Conclusion. Cutaneous side effects are often encountered in cancer patients and their severity can be a surrogate marker for a positive clinical tumor response to therapy.
Malignant peripheral nerve sheath tumors are a type of soft tissue sarcoma deriving from Schwann cells that usually appear in type 1 neurofibromatosis patients but also sporadically. Tumors frequently interest the nerves in the limbs. They represent a therapeutical challenge due to difficulty of resection and relative radio-resistance and chemo-resistance. The paper aims to describe targeted therapy used in this setting and news concerning the molecular changes that lead to carcinogenesis initiation and promotion. A short selection of literature data was made using PRISMA criteria on this topic. However, due to the rarity and heterogeneity of these tumors, personalized treatment is necessary.
Giant cell tumors of the bone are tumors whose malignant character has long been debated.
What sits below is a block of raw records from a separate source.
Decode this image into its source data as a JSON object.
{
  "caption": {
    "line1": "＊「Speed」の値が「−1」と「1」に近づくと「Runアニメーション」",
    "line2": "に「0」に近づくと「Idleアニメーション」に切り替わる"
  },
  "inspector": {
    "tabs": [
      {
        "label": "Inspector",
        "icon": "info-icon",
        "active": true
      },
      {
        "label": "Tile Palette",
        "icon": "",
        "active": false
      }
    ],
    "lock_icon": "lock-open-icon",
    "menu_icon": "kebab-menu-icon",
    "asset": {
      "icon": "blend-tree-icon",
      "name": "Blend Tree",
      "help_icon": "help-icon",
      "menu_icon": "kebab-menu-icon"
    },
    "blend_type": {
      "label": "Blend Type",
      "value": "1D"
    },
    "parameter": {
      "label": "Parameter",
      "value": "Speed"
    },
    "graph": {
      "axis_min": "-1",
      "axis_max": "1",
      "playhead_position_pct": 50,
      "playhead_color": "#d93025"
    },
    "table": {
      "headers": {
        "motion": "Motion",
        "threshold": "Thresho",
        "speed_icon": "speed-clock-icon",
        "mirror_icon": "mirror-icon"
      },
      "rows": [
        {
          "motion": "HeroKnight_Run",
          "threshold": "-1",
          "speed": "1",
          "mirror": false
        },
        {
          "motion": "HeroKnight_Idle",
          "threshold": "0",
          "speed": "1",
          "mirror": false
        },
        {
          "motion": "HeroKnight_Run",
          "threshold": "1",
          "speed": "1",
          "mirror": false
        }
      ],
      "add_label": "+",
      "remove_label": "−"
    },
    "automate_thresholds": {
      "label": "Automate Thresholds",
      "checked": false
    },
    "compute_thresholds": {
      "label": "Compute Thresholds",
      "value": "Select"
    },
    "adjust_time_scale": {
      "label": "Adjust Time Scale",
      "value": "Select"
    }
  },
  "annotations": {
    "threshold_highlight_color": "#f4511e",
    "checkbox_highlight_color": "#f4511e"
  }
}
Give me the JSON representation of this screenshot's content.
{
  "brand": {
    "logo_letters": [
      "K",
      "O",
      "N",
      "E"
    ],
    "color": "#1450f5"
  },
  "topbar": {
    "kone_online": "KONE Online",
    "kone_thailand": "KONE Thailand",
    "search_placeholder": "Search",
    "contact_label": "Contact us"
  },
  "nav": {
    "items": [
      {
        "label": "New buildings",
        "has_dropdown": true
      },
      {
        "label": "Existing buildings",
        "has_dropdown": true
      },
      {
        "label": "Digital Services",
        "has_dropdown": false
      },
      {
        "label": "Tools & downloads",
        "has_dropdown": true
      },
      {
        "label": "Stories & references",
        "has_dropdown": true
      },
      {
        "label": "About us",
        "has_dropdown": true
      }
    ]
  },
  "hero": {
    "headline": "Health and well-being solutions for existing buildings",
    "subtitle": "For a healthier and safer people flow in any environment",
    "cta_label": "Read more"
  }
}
Lung metastases have been reported in some cases. They usually represent osteolytic, locally aggressive bone tumors for which surgery is the standard of care. Denosumab is the most effective systemic treatment in these cases, but both the timing and the duration are a matter of debate. The aim of this short review was to describe the most important trials that treated patients with this drug and to discuss both advantages and long-term toxicity. It can be concluded from the presented data that the choice of adding denosumab in the treatment sequence of giant cell tumor of the bone has to be taken in a personalized manner for each patient.
The second most frequent malignant tumor of the bone after osteosarcoma, chondrosarcoma is subdivided in conventional type, mesenchymal, clear cell, and the dedifferentiated subtype. Each of these pathological entities has a particular clinical behavior. For most, surgery remains the sole valid option. However, efficient systemic therapy options for advanced and metastatic cases are scarce. This short review is aimed at describing the latest options presented by current literature in these cases. Most of the data is derived from preclinical trials, but some drugs were also included in clinical research as far as phase two trials. After reviewing this data, it could be concluded that the future in unresectable or metastatic chondrosarcoma is personalized medicine and that more specific biomarkers to aid the choice are necessary.